SHETLAND will be left with a second class ferry service for nine weeks next year after the Scottish government refused to fund a replacement vessel during the dry dock period.
Isles MSP Tavish Scott said the government’s stance was unacceptable and shows they do not care about Shetland.
On Tuesday morning ferry operator NorthLink announced that 2012 will see an extended dry dock period lasting more than two months from 23 January until 26 March, as each of the three ferries serving Shetland and Orkney undergoes a five yearly extended survey.
The company also said the government had refused its request to pay for chartering the CalMac ferry Hebridean Isles to cover for the Hamnavoe on the Pentland Firth route.
Last year’s dry dock schedule threw the Shetland ferry service to Aberdeen into chaos when a combination of a new freight schedule and poor weather left the isles without a vessel to export seafood or transport passengers for days on end.
This year NorthLink have promised to provide a freight vessel capable of carrying 12 passengers on those days when a passenger ferry is not sailing.
The company said during the dry dock period a ferry would sail northbound from Aberdeen on Tuesday, Thursdays and Sundays, and southbound from Lerwick on Mondays, Wednesday and Fridays. There will be no ferry in either direction on Saturdays.
NorthLink chief executive Bill Davidson said that the Scottish government had decided “for budgetary reasons” that it would not charter the Hebridean Isles.
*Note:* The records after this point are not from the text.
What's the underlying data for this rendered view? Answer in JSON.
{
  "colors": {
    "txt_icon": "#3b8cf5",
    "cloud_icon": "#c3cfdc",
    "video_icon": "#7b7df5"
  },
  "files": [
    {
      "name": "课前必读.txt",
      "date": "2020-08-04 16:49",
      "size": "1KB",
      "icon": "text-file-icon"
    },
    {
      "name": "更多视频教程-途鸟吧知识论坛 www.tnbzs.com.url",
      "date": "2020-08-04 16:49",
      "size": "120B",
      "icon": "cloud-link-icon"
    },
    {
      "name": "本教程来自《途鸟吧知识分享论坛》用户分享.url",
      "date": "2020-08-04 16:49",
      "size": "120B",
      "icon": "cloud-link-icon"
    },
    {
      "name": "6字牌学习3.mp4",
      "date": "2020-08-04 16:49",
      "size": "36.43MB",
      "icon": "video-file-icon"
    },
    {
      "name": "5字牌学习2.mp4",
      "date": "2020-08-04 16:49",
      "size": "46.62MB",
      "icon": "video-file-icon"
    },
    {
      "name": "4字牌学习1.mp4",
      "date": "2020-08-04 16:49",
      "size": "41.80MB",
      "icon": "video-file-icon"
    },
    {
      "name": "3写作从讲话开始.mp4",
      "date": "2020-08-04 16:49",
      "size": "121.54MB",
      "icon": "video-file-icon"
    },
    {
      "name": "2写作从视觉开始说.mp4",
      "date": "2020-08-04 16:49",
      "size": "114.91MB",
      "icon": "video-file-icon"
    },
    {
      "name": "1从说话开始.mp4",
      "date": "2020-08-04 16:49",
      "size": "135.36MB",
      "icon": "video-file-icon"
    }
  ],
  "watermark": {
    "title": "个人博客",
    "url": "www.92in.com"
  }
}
“We appreciate that the dry-dock season invariably leads to inconvenience to customers and that the period of inconvenience will be much longer this year due to the more extensive work being done. We’ve sought to minimize the time and we apologise for the inconvenience to our customers which will inevitably arise,” Mr Davidson said.
“In order to keep essential freight flowing during the overhaul period, our freight vessels Hildasay and Helliar will operate to slightly modified timetables. This will also mean that, on days when there isn’t a passenger vessel operating, there will be a freight vessel sailing each of which has capacity for up to 12 passengers. These services have proven to be a popular option in the past.”
Tavish Scott said the government had to take on board that this was a lifeline ferry service and it was no way to treat islanders and their economy.
“We have no alternative to this vessel and this will give us a second class service over those nine weeks, the worst service that we have ever had and I don’t think that is acceptable. It just shows that the government doesn’t care about the islands,” he said.
Acting chairman of Shetland transport partnership Allan Wishart added that people outside Shetland forget the importance of the lifeline ferry link to Shetland.
“It’s everything we have; it’s our motorway, it’s our railway, everything that other people take for granted. This is like having a road block between Aberdeen and Edinburgh or having one lane of the motorway closed,” he said.